          - board: BOARD_SIXI_MEGA
            robot: ZARPLOTTER
          - board: BOARD_SIXI_MEGA
            robot: SKYCAM
          - board: BOARD_SIXI_MEGA
            robot: DELTA
          - board: BOARD_SIXI_MEGA
            robot: STEWART
          - board: BOARD_SIXI_MEGA
            robot: ARM3
          - board: BOARD_SIXI_MEGA
            robot: TRADITIONAL6
          - board: BOARD_SIXI_MEGA
            robot: SCARA

Ok! Now we have our allowed combinations, what do we do with them?

Firstly we’ll tell Github that everything is going to be run in a Docker container running the latest Ubuntu. Then we get into the steps.

    runs-on: ubuntu-latest
      # First of all, we clone the repo using the checkout action.
      - name: Checkout
        uses: actions/checkout@master

As I understand it every action has to have @[version] to better control the results. For this reason I was a little hesitant to use the ubuntu-latest docker instead of a specific ubuntu version. I don’t know if that will come back to haunt me, place your bets.
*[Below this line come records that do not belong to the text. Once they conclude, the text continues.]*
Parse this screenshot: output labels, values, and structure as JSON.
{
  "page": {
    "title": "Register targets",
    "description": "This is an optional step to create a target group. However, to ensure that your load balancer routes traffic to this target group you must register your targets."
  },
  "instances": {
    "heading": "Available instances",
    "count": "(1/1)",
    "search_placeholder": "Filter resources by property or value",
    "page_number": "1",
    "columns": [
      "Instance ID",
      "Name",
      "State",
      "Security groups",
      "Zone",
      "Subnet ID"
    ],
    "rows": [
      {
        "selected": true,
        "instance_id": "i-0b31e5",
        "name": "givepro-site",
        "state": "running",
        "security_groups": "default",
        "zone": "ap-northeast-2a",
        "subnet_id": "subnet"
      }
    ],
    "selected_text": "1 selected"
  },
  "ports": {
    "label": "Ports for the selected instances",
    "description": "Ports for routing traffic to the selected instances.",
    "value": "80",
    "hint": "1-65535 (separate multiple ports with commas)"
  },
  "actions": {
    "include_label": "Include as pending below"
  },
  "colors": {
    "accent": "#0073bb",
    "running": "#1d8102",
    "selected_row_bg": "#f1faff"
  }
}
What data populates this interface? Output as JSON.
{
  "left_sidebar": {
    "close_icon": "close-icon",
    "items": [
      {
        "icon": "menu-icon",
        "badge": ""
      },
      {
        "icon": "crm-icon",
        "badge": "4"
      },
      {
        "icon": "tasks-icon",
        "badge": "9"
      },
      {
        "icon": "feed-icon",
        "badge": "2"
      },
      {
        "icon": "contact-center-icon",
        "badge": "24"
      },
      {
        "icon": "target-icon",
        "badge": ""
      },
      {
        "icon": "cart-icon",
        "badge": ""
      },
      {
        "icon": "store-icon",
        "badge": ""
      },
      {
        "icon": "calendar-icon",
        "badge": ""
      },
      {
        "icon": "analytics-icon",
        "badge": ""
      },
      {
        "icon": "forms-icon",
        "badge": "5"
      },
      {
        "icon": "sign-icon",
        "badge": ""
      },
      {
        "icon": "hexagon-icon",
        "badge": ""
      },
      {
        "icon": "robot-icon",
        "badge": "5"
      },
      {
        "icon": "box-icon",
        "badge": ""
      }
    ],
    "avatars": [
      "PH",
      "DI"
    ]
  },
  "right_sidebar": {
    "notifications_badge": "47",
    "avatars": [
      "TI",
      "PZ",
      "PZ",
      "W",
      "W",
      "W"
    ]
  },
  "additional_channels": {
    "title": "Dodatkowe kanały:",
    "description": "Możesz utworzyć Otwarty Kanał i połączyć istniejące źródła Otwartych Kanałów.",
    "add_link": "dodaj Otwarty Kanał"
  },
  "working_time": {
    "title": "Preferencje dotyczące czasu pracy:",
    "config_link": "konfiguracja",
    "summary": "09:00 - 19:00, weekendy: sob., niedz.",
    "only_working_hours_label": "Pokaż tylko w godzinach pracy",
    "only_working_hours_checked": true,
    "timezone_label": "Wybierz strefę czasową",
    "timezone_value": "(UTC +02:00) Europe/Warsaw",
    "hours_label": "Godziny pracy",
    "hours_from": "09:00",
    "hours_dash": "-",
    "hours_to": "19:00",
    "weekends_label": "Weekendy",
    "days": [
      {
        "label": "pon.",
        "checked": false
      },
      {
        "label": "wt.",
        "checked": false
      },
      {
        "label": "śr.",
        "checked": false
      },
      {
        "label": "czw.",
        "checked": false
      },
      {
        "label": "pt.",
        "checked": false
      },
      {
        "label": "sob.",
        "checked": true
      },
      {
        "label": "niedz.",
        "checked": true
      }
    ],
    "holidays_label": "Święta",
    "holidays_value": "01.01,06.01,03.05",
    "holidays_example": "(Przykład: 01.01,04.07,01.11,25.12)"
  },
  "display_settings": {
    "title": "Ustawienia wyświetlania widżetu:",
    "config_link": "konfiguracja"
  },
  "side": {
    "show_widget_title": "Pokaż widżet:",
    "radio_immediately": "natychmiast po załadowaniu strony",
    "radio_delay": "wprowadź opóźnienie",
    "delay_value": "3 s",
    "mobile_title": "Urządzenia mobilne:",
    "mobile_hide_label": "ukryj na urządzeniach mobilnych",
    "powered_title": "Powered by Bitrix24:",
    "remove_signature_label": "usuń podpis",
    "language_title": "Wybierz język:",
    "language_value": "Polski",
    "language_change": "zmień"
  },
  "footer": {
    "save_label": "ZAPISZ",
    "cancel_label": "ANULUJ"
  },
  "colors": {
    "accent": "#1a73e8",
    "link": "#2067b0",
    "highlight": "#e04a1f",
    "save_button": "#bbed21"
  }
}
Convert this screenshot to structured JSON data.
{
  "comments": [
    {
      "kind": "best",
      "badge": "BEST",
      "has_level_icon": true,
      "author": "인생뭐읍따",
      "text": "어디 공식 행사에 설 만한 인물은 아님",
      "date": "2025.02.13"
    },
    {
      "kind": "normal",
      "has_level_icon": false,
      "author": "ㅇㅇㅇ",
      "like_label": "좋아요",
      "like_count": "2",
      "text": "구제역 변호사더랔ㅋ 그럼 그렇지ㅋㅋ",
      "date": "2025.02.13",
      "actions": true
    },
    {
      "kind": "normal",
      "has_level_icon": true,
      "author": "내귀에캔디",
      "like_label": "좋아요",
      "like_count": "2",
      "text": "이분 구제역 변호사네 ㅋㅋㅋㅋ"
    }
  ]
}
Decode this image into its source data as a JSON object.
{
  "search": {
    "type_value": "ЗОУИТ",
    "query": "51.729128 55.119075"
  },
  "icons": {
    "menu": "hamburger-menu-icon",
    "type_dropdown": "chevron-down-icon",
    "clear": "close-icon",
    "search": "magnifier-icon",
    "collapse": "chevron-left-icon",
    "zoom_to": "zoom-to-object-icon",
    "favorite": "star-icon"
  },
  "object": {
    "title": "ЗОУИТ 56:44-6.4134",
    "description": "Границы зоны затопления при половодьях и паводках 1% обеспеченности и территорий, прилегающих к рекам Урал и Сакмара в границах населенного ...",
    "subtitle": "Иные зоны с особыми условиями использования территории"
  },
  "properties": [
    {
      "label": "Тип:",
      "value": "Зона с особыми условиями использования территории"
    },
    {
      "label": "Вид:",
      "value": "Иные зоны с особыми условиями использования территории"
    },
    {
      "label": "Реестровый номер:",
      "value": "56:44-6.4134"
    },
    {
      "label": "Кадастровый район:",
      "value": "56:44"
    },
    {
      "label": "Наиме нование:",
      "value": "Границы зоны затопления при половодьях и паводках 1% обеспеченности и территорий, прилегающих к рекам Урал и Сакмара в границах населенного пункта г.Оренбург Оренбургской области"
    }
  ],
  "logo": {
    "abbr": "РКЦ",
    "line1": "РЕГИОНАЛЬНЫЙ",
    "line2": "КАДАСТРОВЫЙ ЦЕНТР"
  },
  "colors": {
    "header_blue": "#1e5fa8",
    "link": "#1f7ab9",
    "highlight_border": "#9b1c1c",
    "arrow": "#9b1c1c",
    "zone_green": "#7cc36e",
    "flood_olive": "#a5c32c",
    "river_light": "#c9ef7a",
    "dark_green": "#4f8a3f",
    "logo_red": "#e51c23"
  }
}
      # We use the arduino/setup-arduino-cli action to install and
      # configure the Arduino CLI on the system.
      - name: Setup Arduino CLI
        uses: arduino/setup-arduino-cli@v1.1.0

      # We then install arduino
      - name: Install platform
        run: arduino-cli core update-index

      # Install the 'core', the piece of custom code that handles our motherboard of choice.
      - name: Add core(s)
        run: arduino-cli core install ${{ matrix.arduino-platform }} 
      # Add some libraries we need
      - name: Add SDFat
        run: arduino-cli lib install SdFat
      - name: Add TMC2130Stepper
        run: arduino-cli lib install TMC2130Stepper
      - name: Add LiquidCrystal
        run: arduino-cli lib install LiquidCrystal

      # Make the local_config.h file!
      - name: Add local_config.h
        uses: DamianReeves/write-file-action@v1.0
          path: ./local_config.h
          contents: "#pragma once\n#define MOTHERBOARD ${{matrix.board}}\n#define MACHINE_STYLE ${{matrix.robot}}"
          write-mode: overwrite 
      # Finally, we compile the sketch, using the FQBN that was set
      # in the build matrix.
      - name: Compile Sketch
        run: arduino-cli compile --fqbn ${{ matrix.fqbn }} ./Makelangelo-firmware.ino

If all goes well the output looks a little like this.

Makelangelo-firmware Arduino Continuous Integration Success in Github Actions

Final thoughts

You can find the latest version on the Github repository for Makelangelo-firmware. It took several days of chiselling at the problem to get it working, and then I needed a walk outside before I could face all the bugs that the CI system found.

So in the end as long as it works I should have more robust code, fewer lingering doubts, and happier users. Worth it!

Special thanks to Github user per1234 for helping me through the wilderness.